Segment Start: GIVEN DATA

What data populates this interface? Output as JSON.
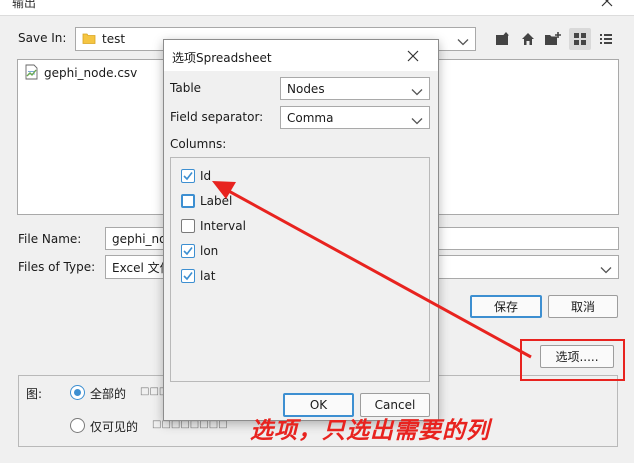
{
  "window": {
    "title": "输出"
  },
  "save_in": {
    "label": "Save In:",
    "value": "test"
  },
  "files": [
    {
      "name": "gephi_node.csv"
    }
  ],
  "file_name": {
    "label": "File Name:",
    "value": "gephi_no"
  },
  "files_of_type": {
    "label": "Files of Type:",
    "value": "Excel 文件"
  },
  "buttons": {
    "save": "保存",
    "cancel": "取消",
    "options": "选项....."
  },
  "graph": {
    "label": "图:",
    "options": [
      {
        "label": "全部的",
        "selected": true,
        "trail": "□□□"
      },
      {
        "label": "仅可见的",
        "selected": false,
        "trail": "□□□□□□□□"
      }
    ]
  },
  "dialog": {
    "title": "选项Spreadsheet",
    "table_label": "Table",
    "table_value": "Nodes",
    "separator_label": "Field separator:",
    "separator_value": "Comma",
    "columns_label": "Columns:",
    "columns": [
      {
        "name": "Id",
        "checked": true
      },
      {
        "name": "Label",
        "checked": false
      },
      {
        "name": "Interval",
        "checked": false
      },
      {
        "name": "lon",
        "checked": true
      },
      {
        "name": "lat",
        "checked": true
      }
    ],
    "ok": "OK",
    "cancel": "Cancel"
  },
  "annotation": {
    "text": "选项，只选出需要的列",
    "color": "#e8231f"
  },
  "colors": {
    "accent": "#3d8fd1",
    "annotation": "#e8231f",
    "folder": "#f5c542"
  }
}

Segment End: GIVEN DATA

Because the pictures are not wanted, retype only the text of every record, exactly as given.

TASK RESPONSE
What data populates this interface? Output as JSON.
{
  "window": {
    "title": "输出"
  },
  "save_in": {
    "label": "Save In:",
    "value": "test"
  },
  "files": [
    {
      "name": "gephi_node.csv"
    }
  ],
  "file_name": {
    "label": "File Name:",
    "value": "gephi_no"
  },
  "files_of_type": {
    "label": "Files of Type:",
    "value": "Excel 文件"
  },
  "buttons": {
    "save": "保存",
    "cancel": "取消",
    "options": "选项....."
  },
  "graph": {
    "label": "图:",
    "options": [
      {
        "label": "全部的",
        "selected": true,
        "trail": "□□□"
      },
      {
        "label": "仅可见的",
        "selected": false,
        "trail": "□□□□□□□□"
      }
    ]
  },
  "dialog": {
    "title": "选项Spreadsheet",
    "table_label": "Table",
    "table_value": "Nodes",
    "separator_label": "Field separator:",
    "separator_value": "Comma",
    "columns_label": "Columns:",
    "columns": [
      {
        "name": "Id",
        "checked": true
      },
      {
        "name": "Label",
        "checked": false
      },
      {
        "name": "Interval",
        "checked": false
      },
      {
        "name": "lon",
        "checked": true
      },
      {
        "name": "lat",
        "checked": true
      }
    ],
    "ok": "OK",
    "cancel": "Cancel"
  },
  "annotation": {
    "text": "选项，只选出需要的列",
    "color": "#e8231f"
  },
  "colors": {
    "accent": "#3d8fd1",
    "annotation": "#e8231f",
    "folder": "#f5c542"
  }
}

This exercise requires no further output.